It’s amazing to think we’re just 45 years removed from one of the most violent oppositions to desegregation in the history of the United States of America. It was before I was born, but as someone who loves and appreciates history, it feels like a part of me. Today, many conservatives make fun of community organizers (mostly to attack President Obama) and try to provoke fear of any talk of social justice (mostly to attack civil rights organizations and black churches and pastors). But, it was in fact community organization and the battle for social justice that proved to be cornerstones of the Civil Rights Movement of the 1950s and 1960s.
When I think of community organization and social justice, I don’t think of convenient political weapons designed to attack a politician, I think of Dr. Martin Luther King Jr., Rosa Parks and so many others.
I think of people like Rep. John Lewis who was severely beaten as he and others marched for civil rights 45 years ago on what now is called “Bloody Sunday.”
Here is a Wikipedia description of Bloody Sunday:
“Bloody Sunday” was the name given to a march designed to bring together support for the Voting Rights Act. It ended in a blood bath as peaceful protesters were attacked by state troopers using (among other things) nightsticks and tear gas to crush the efforts of the marchers.
Wallace denounced the march as a threat to public safety and declared he would take all measures necessary to prevent this from happening. The first march was led by John Lewis of SNCC and the Reverend Hosea Williams of SCLC, followed by Bob Mants of SNCC and Albert Turner of SCLC. The protest went smoothly until the marchers crossed the Edmund Pettus Bridge and found a wall of state troopers waiting for them on the other side. Their commanding officer told the demonstrators to disband at once and go home. Williams tried to speak to the officer, but the man curtly informed him there was nothing to discuss. Seconds later, the troopers began shoving the demonstrators. Many were knocked to the ground and beaten with nightsticks. Another detachment of troopers fired tear gas. Mounted troopers charged the crowd on horseback.

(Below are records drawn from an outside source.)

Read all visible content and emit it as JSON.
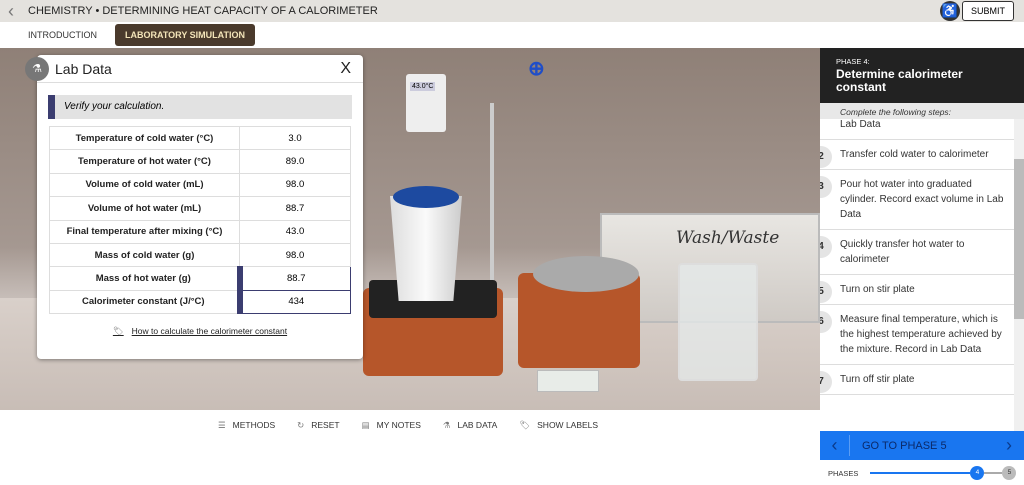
{
  "header": {
    "title": "CHEMISTRY • DETERMINING HEAT CAPACITY OF A CALORIMETER",
    "submit": "SUBMIT"
  },
  "tabs": [
    {
      "label": "INTRODUCTION"
    },
    {
      "label": "LABORATORY SIMULATION"
    }
  ],
  "scene": {
    "thermometer_reading": "43.0°C",
    "sink_label": "Wash/Waste"
  },
  "lab_data": {
    "title": "Lab Data",
    "close": "X",
    "notice": "Verify your calculation.",
    "rows": [
      {
        "label": "Temperature of cold water (°C)",
        "value": "3.0"
      },
      {
        "label": "Temperature of hot water (°C)",
        "value": "89.0"
      },
      {
        "label": "Volume of cold water (mL)",
        "value": "98.0"
      },
      {
        "label": "Volume of hot water (mL)",
        "value": "88.7"
      },
      {
        "label": "Final temperature after mixing (°C)",
        "value": "43.0"
      },
      {
        "label": "Mass of cold water (g)",
        "value": "98.0"
      },
      {
        "label": "Mass of hot water (g)",
        "value": "88.7"
      },
      {
        "label": "Calorimeter constant (J/°C)",
        "value": "434"
      }
    ],
    "help_link": "How to calculate the calorimeter constant"
  },
  "toolbar": {
    "methods": "METHODS",
    "reset": "RESET",
    "notes": "MY NOTES",
    "lab_data": "LAB DATA",
    "labels": "SHOW LABELS"
  },
  "phase": {
    "label": "PHASE 4:",
    "title": "Determine calorimeter constant",
    "steps_label": "Complete the following steps:",
    "steps": [
      {
        "num": "",
        "text": "Lab Data"
      },
      {
        "num": "2",
        "text": "Transfer cold water to calorimeter"
      },
      {
        "num": "3",
        "text": "Pour hot water into graduated cylinder. Record exact volume in Lab Data"
      },
      {
        "num": "4",
        "text": "Quickly transfer hot water to calorimeter"
      },
      {
        "num": "5",
        "text": "Turn on stir plate"
      },
      {
        "num": "6",
        "text": "Measure final temperature, which is the highest temperature achieved by the mixture. Record in Lab Data"
      },
      {
        "num": "7",
        "text": "Turn off stir plate"
      }
    ],
    "next": "GO TO PHASE 5",
    "phases_label": "PHASES",
    "current": "4",
    "last": "5"
  }
}
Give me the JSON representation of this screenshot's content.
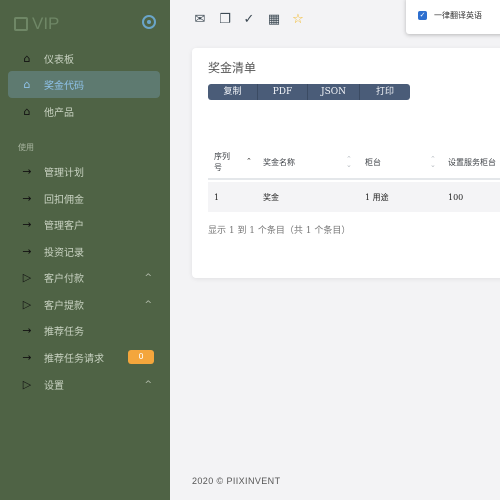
{
  "brand": {
    "text": "VIP"
  },
  "sidebar": {
    "items": [
      {
        "label": "仪表板",
        "icon": "home-icon",
        "glyph": "⌂"
      },
      {
        "label": "奖金代码",
        "icon": "home-icon",
        "glyph": "⌂",
        "active": true
      },
      {
        "label": "他产品",
        "icon": "home-icon",
        "glyph": "⌂"
      }
    ],
    "section_label": "使用",
    "section_items": [
      {
        "label": "管理计划",
        "icon": "arrow-right-icon",
        "glyph": "→"
      },
      {
        "label": "回扣佣金",
        "icon": "arrow-right-icon",
        "glyph": "→"
      },
      {
        "label": "管理客户",
        "icon": "arrow-right-icon",
        "glyph": "→"
      },
      {
        "label": "投资记录",
        "icon": "arrow-right-icon",
        "glyph": "→"
      },
      {
        "label": "客户付款",
        "icon": "play-icon",
        "glyph": "▷",
        "chevron": "^"
      },
      {
        "label": "客户提款",
        "icon": "play-icon",
        "glyph": "▷",
        "chevron": "^"
      },
      {
        "label": "推荐任务",
        "icon": "arrow-right-icon",
        "glyph": "→"
      },
      {
        "label": "推荐任务请求",
        "icon": "arrow-right-icon",
        "glyph": "→",
        "badge": "0"
      },
      {
        "label": "设置",
        "icon": "play-icon",
        "glyph": "▷",
        "chevron": "^"
      }
    ]
  },
  "topbar": {
    "icons": [
      {
        "name": "mail-icon",
        "glyph": "✉"
      },
      {
        "name": "chat-icon",
        "glyph": "❐"
      },
      {
        "name": "check-circle-icon",
        "glyph": "✓"
      },
      {
        "name": "calendar-icon",
        "glyph": "▦"
      },
      {
        "name": "star-icon",
        "glyph": "☆"
      }
    ]
  },
  "popup": {
    "label": "一律翻译英语",
    "checked": true
  },
  "card": {
    "title": "奖金清单",
    "buttons": [
      "复制",
      "PDF",
      "JSON",
      "打印"
    ],
    "columns": [
      {
        "label": "序列号",
        "sort": "up"
      },
      {
        "label": "奖金名称",
        "sort": "both"
      },
      {
        "label": "柜台",
        "sort": "both"
      },
      {
        "label": "设置服务柜台",
        "sort": "both"
      }
    ],
    "rows": [
      [
        "1",
        "奖金",
        "1 用途",
        "100"
      ]
    ],
    "info": "显示 1 到 1 个条目（共 1 个条目）"
  },
  "footer": {
    "text": "2020 © PIIXINVENT"
  },
  "colors": {
    "sidebar": "#4f6345",
    "active": "#5e7a70",
    "button": "#4a5c78",
    "badge": "#f4a63c",
    "star": "#f2b51b"
  }
}
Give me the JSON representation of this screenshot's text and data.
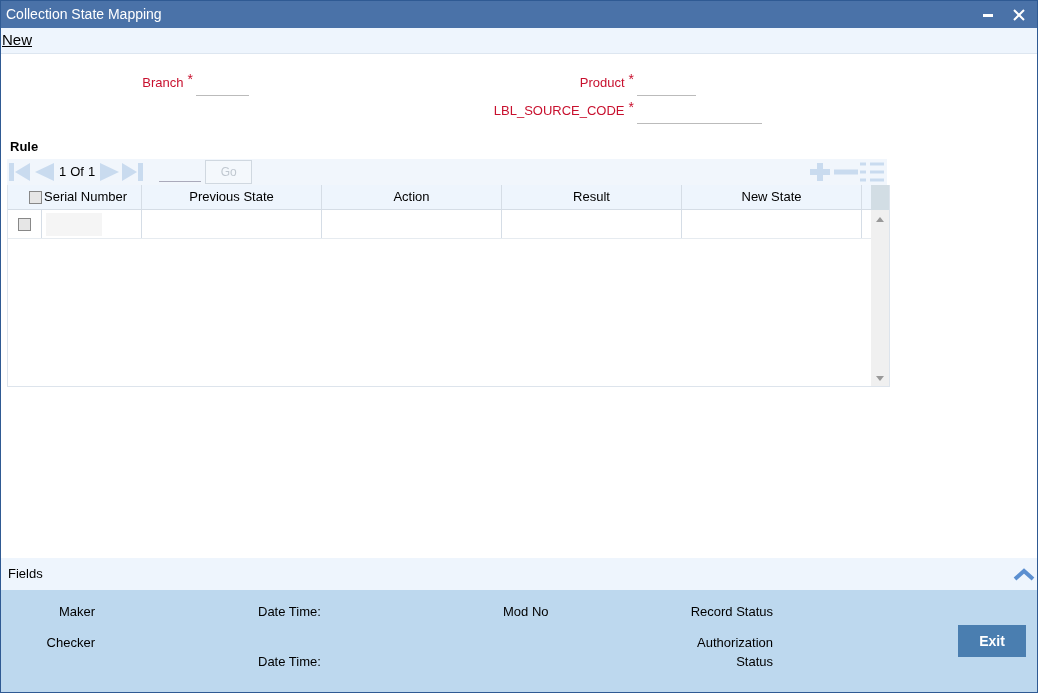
{
  "window": {
    "title": "Collection State Mapping"
  },
  "toolbar": [
    "New"
  ],
  "form": {
    "fields": [
      {
        "label": "Branch",
        "required_mark": "*"
      },
      {
        "label": "Product",
        "required_mark": "*"
      },
      {
        "label": "LBL_SOURCE_CODE",
        "required_mark": "*"
      }
    ]
  },
  "grid": {
    "title": "Rule",
    "pager": {
      "current": "1",
      "of": "Of",
      "total": "1",
      "go": "Go",
      "go_disabled": true
    },
    "columns": [
      "Serial Number",
      "Previous State",
      "Action",
      "Result",
      "New State"
    ],
    "header_checked": false,
    "rows": [
      {
        "checked": false
      }
    ]
  },
  "footer": {
    "title": "Fields",
    "audit": [
      {
        "labels": [
          "Maker",
          "Checker"
        ]
      },
      {
        "labels": [
          "Date Time:",
          "Date Time:"
        ]
      },
      {
        "labels": [
          "Mod No"
        ]
      },
      {
        "labels": [
          "Record Status",
          "Authorization Status"
        ]
      }
    ],
    "exit": "Exit"
  }
}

Brutal televised images of the attack, which presented people with horrifying images of marchers left bloodied and severely injured, roused support for the U.S. civil rights movement. Amelia Boynton was beaten and gassed nearly to death; her photo appeared on the front page of newspapers and news magazines around the world. Seventeen marchers were hospitalized, leading to the naming of the day “Bloody Sunday”.
There was a remembrance for the marchers and what they marched for around the 45th anniversary as documented by the Southern Poverty Law Center:
On the eve of the 45th anniversary of the “Bloody Sunday” march that galvanized support for the Voting Rights Act, a congressional delegation led by U.S. Rep. John Lewis laid a wreath at the Civil Rights Memorial in Montgomery to honor the men and women who sacrificed their lives during the civil rights movement.
About 150 people took part in the solemn ceremony on March 6.
“We feel it’s fitting and appropriate to come here,” Lewis said after the ceremony. “This whole area is so holy and so sacred.” A veteran of the civil rights movement, the Georgia congressman was beaten by state troopers during the Selma-to-Montgomery voting rights march in 1965.
We can never forget those sacrifices, and what it means still today.